Now that you’ve learned the basics of stocks, what it is, and how it works, we can now learn more about them. The next thing you need to know about stocks are their types. There are only two major categories of stocks and they are the common stock and the preferred stock.

Common stocks are the majority of the stocks in the stock market. That’s why it’s called common. It is the basic definition of stocks as the shares in the ownership of a company that represents a claim or dividends on its earnings and assets. Majority of issued stocks are common stocks. The main idea is that an investor has one vote per share. He or she gets to vote on the board members that are the ones that manage and supervise major decisions that the company makes.

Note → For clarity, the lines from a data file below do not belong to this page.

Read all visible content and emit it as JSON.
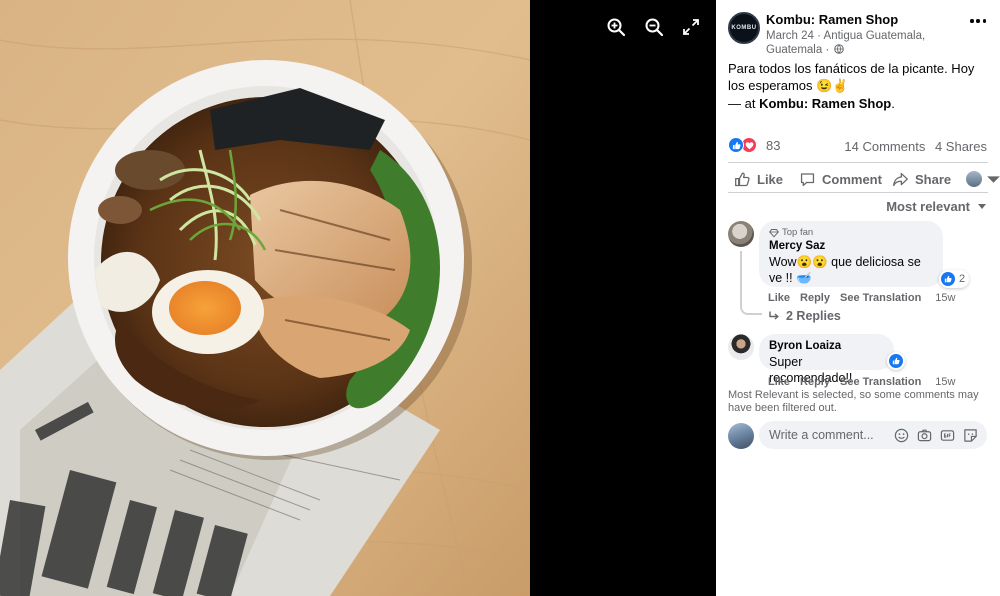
{
  "viewer": {
    "tools": [
      {
        "name": "zoom-in",
        "icon": "zoom-in-icon"
      },
      {
        "name": "zoom-out",
        "icon": "zoom-out-icon"
      },
      {
        "name": "fullscreen",
        "icon": "expand-icon"
      }
    ]
  },
  "post": {
    "page_name": "Kombu: Ramen Shop",
    "avatar_text": "KOMBU",
    "meta": "March 24 · Antigua Guatemala, Guatemala ·",
    "text": "Para todos los fanáticos de la picante. Hoy los esperamos 😉✌️",
    "at_prefix": "— at ",
    "at_place": "Kombu: Ramen Shop",
    "at_suffix": ".",
    "reactions_count": "83",
    "comments_count": "14 Comments",
    "shares_count": "4 Shares"
  },
  "actions": {
    "like": "Like",
    "comment": "Comment",
    "share": "Share"
  },
  "sort_label": "Most relevant",
  "comments": [
    {
      "badge": "Top fan",
      "author": "Mercy Saz",
      "text": "Wow😮😮 que deliciosa se ve !! 🥣",
      "reaction_count": "2",
      "like": "Like",
      "reply": "Reply",
      "translate": "See Translation",
      "time": "15w",
      "replies_label": "2 Replies"
    },
    {
      "author": "Byron Loaiza",
      "text": "Super recomendado!!",
      "like": "Like",
      "reply": "Reply",
      "translate": "See Translation",
      "time": "15w"
    }
  ],
  "filter_note": "Most Relevant is selected, so some comments may have been filtered out.",
  "composer": {
    "placeholder": "Write a comment...",
    "icons": [
      "emoji-icon",
      "camera-icon",
      "gif-icon",
      "sticker-icon"
    ]
  },
  "colors": {
    "accent": "#1877f2",
    "love": "#f33e58",
    "secondary_text": "#65676b",
    "bubble": "#f0f2f5"
  }
}
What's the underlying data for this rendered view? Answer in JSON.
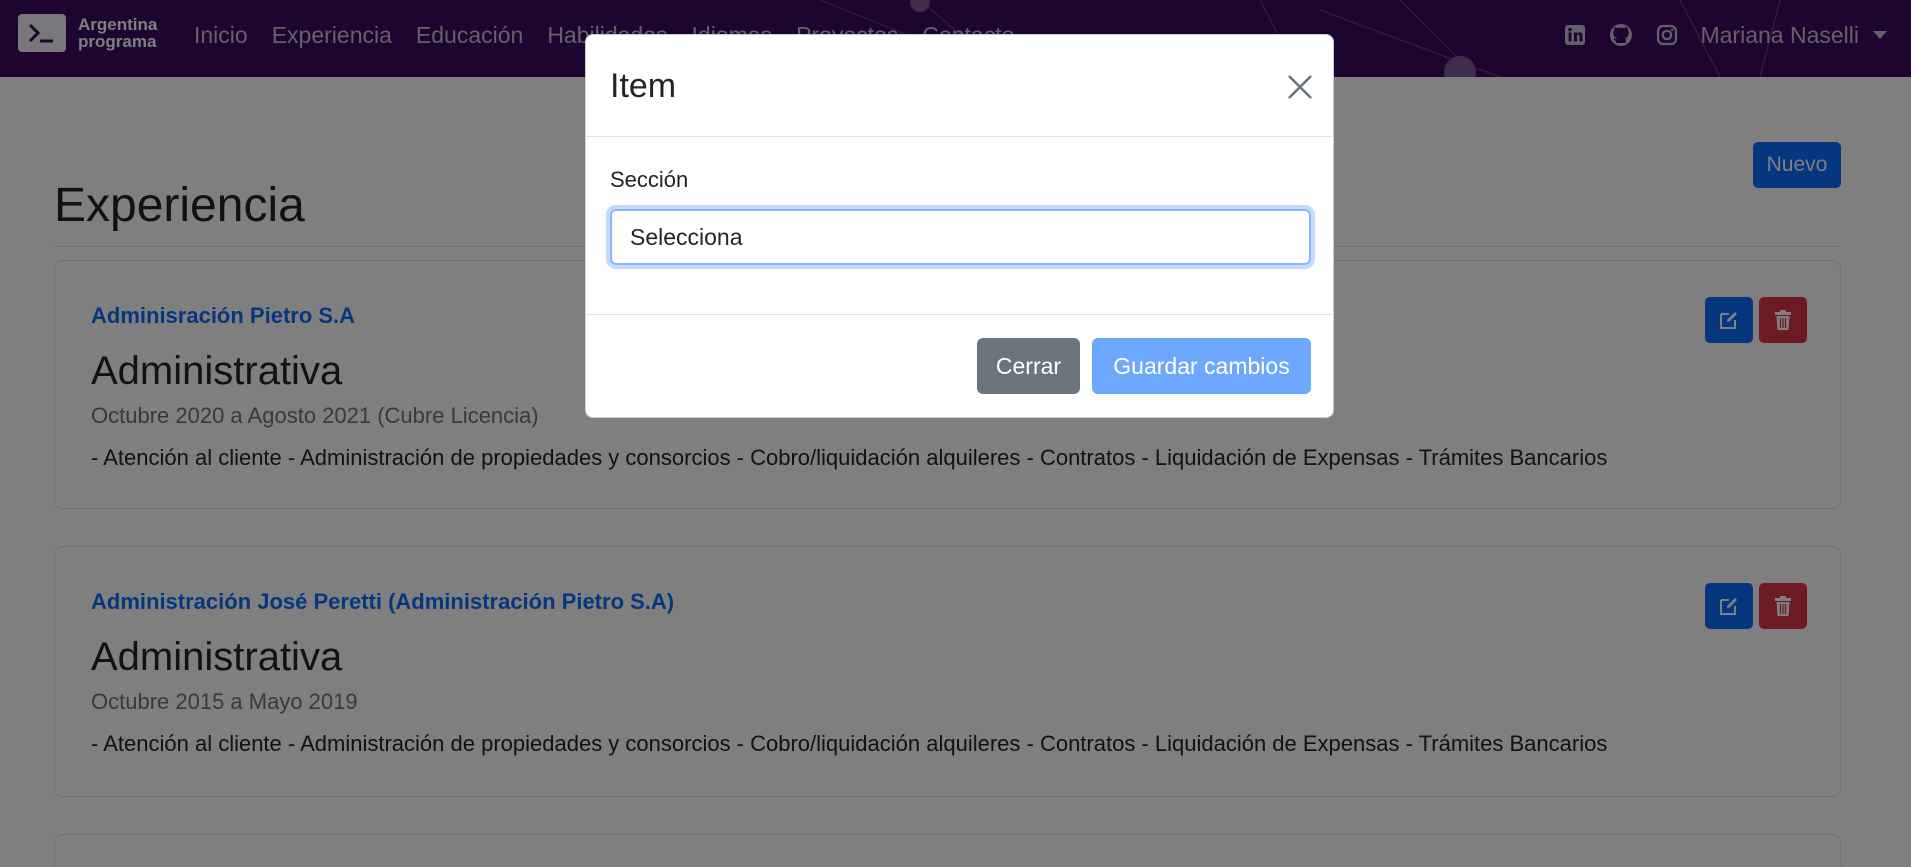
{
  "navbar": {
    "brand_line1": "Argentina",
    "brand_line2": "programa",
    "links": [
      "Inicio",
      "Experiencia",
      "Educación",
      "Habilidades",
      "Idiomas",
      "Proyectos",
      "Contacto"
    ],
    "user_name": "Mariana Naselli",
    "icons": [
      "linkedin-icon",
      "github-icon",
      "instagram-icon"
    ]
  },
  "main": {
    "section_title": "Experiencia",
    "new_button": "Nuevo",
    "items": [
      {
        "company": "Adminisración Pietro S.A",
        "role": "Administrativa",
        "dates": "Octubre 2020 a Agosto 2021 (Cubre Licencia)",
        "description": "- Atención al cliente - Administración de propiedades y consorcios - Cobro/liquidación alquileres - Contratos - Liquidación de Expensas - Trámites Bancarios"
      },
      {
        "company": "Administración José Peretti (Administración Pietro S.A)",
        "role": "Administrativa",
        "dates": "Octubre 2015 a Mayo 2019",
        "description": "- Atención al cliente - Administración de propiedades y consorcios - Cobro/liquidación alquileres - Contratos - Liquidación de Expensas - Trámites Bancarios"
      }
    ]
  },
  "modal": {
    "title": "Item",
    "field_label": "Sección",
    "select_value": "Selecciona",
    "close_button": "Cerrar",
    "save_button": "Guardar cambios"
  },
  "colors": {
    "navbar": "#3b0a5e",
    "primary": "#0d6efd",
    "danger": "#dc3545",
    "secondary": "#6c757d",
    "primary_disabled": "#6ea8fe"
  }
}
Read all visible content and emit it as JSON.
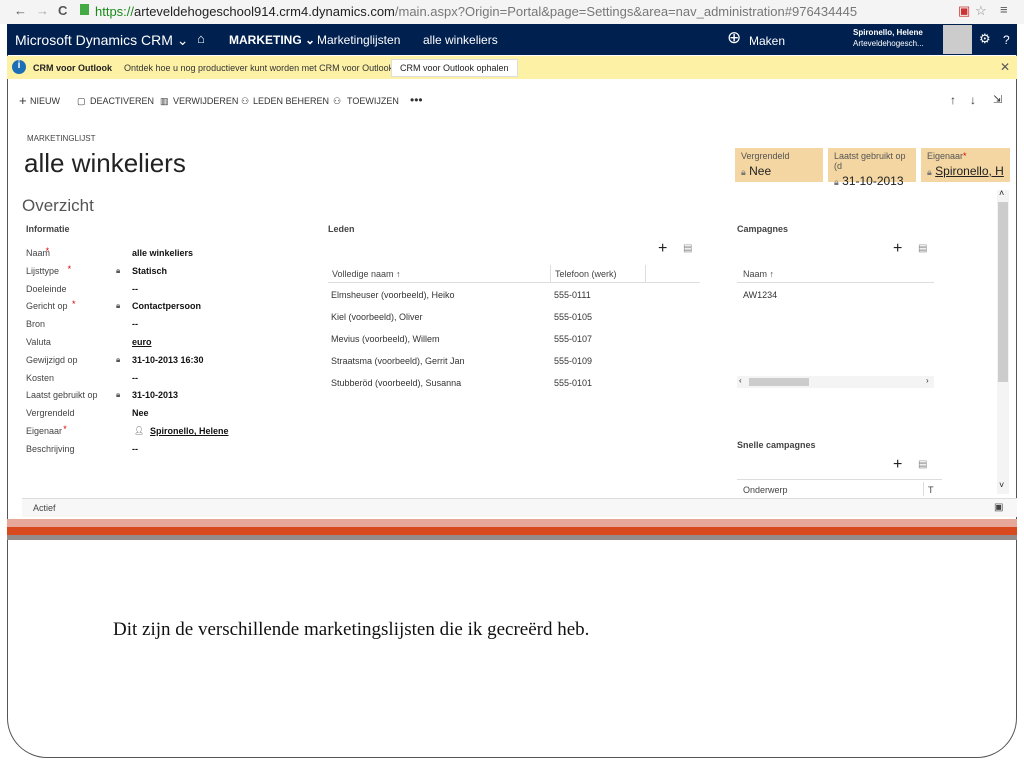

Common stocks yield the highest returns among almost all the other investments given that they have grown over time and for a long term through capital growth. And as always, higher returns spell higher risks. This means that common stocks also have one of the highest risks among almost all other investments. In case of bankruptcy of the company with the stocks, common shareholders are the last to receive in the liquidation process. Creditors, bondholders, and preferred stockholders come first accordingly.

Preferred stocks are a level higher from common stocks. They represent ownership as well however, depending on the company, less power in the voting rights. What differentiates common stocks from preferred stocks is the guarantee in dividends. Preferred stocks are, more often than not, ensured of a dividend as long as the shareholders live and sometimes even beyond if he or she has a beneficiary. Other discrepancies from the common stockholders are that preferred stockholders are paid off first in case of bankruptcy in the liquidation. Some say that preferred stocks are highly similar to debts rather than to equities.

Common stocks and preferred stocks are the two main types. However, stocks are further classified depending on the company’s need for more classes of stocks. This further classification is anchored on different factors such as voting power, number of shares, number of investors in a class. These classes of stocks are traditionally named as Class A and Class B and so on.